1360P - Screening for malignancy with PET/CT scan in patients with unprovoked venous thromboembolism

Date 28 September 2014
Event ESMO 2014
Session Poster Display session
Topics Aetiology, Epidemiology, Screening and Prevention
Staging Procedures (clinical staging)
Supportive and Palliative Care
Basic Scientific Principles
Basic Principles in the Management and Treatment (of cancer)
Presenter karim Sacre
Citation Annals of Oncology (2014) 25 (suppl_4): iv478-iv480. 10.1093/annonc/mdu351
Authors K. Sacre1, M. Chauchard2, F. Rouzet3, T. Papo2
  • 1Internal Medicine, University Paris 7, APHP, INSERM U1146, Bichat Hospital, 75018 - Paris/FR
  • 2Internal Medicine, University Paris-7, APHP, Bichat Hospital, 75018 - Paris/FR
  • 3Nuclear Medicine, University Paris-7, APHP, Bichat Hospital, 75018 - Paris/FR



To assess the value of PET/CT scan for malignancy diagnosis in patients with unprovoked venous thromboembolism (VTE)


PET/CT scan performed for malignancy screening in patients with unprovoked VTE from January 2009 to October 2013 were retrospectively reviewed. Clinical history, imaging findings including conventional total body CT-scan data, and final diagnosis were analysed.


PET/CT scan was performed for malignancy diagnosis in 68 patients with unprovoked VTE. Thirteen patients were excluded because of prior history of carcinoma (n = 5), congenital or acquired thrombophilia (n = 5), inability to confirm VTE diagnoses (n = 2) and incomplete information (n = 1). Fifty-five patients (27 females, mean age 63 + 17 years-old) were included. VTE was a first episode in 83.6% (46/55) of cases including pulmonary embolism in 38 cases. The mean follow-up was of 10 + 11months. In 28 patients (50.9%), PET/CT scan showed increased-uptake suspicious for malignancy.

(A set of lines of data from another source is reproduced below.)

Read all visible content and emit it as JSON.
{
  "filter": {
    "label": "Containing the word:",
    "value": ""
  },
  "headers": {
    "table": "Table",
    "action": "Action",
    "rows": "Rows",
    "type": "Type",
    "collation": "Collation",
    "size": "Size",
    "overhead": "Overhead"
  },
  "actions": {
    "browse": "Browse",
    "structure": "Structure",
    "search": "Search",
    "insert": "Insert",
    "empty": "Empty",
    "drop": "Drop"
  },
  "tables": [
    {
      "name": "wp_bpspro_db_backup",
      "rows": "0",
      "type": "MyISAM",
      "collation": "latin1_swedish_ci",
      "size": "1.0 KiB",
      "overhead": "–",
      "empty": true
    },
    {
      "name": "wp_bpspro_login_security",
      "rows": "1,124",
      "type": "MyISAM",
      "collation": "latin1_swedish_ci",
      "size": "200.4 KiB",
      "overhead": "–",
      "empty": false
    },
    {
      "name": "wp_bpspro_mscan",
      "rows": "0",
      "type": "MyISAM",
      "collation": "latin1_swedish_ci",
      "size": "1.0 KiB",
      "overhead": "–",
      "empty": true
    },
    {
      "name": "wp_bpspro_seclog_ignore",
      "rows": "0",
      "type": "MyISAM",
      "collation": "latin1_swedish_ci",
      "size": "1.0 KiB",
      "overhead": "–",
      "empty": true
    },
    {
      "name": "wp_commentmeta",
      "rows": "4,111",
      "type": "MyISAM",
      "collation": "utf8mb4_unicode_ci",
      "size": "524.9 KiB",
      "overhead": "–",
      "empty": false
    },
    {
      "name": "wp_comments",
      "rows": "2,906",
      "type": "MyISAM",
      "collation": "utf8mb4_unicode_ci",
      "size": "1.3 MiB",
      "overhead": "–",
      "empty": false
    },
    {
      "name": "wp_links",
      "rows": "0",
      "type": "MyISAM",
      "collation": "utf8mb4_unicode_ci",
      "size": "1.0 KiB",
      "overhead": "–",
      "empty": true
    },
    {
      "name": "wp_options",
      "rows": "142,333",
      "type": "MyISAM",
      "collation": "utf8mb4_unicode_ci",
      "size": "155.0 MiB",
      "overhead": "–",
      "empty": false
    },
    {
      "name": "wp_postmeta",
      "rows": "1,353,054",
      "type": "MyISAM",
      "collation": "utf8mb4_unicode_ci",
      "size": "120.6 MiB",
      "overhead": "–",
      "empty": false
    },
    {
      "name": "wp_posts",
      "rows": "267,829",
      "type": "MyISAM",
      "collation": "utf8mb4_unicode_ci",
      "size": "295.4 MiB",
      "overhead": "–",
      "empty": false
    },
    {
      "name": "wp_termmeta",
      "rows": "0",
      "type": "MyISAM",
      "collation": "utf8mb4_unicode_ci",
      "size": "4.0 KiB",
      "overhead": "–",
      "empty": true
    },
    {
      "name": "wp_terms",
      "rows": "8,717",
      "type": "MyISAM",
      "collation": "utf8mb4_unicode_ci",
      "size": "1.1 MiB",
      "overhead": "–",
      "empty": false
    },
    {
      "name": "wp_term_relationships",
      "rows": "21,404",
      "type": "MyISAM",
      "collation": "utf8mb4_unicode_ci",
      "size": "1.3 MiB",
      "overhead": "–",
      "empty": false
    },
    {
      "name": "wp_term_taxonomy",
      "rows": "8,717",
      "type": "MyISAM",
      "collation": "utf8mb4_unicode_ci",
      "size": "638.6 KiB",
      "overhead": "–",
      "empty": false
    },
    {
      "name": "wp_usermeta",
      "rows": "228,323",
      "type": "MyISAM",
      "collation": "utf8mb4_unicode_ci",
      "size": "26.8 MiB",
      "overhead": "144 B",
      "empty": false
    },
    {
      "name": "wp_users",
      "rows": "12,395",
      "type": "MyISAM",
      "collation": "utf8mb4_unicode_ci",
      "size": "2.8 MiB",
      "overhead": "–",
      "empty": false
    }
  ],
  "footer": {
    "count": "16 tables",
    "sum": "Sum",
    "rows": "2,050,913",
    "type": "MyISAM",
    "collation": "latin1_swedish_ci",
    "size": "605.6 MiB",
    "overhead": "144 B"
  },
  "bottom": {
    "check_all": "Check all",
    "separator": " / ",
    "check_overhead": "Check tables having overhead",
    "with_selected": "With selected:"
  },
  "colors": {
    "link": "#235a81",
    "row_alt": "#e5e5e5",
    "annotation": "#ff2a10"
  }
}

After additional procedures, malignancy was confirmed in 12/28 patients including pancreatic (n = 2), ovarian (n = 2), bladder (n = 1), lung (n = 1), kidney (n = 1), breast (n = 1) and gallbladder (n = 2) cancers and non-hodgkin lymphoma (n = 2). All malignancies were diagnosed at advanced stages. Six patients died during a mean follow-up of 2.9 + 2.6 months. In all cases of confirmed malignancies, conventional CT-scan had equivalent diagnostic accuracy than PET/CT scan. In 16/28 cases, the suspected diagnosis of malignancy could not be confirmed despite extensive workup including specialist visits (n = 6), testis ultrasound (n = 1), pelvis MRI (n = 1), bone MRI (n = 1), colonic endoscopy (n = 4), lung biopsy (n = 1), endometrial biopsies (n = 2), and hysterectomy (n = 1). Interestingly, CT-scan was negative in all 16 cases and, considering only CT-scan findings, no further investigations would have been scheduled. No patients with negative PET/CT scan (n = 27) were diagnosed with cancer during follow up.


Among subjects with unprovoked VTE conventional CT-scan was abnormal in all patients with cancer confirmed during follow-up. PET/CT scan imaging had no additive value. Furthermore, in 29% of patients with VTE, abnormal TEP imaging with normal CT scan led to unjustified, alarming, money-and time-consuming investigations.


All authors have declared no conflicts of interest.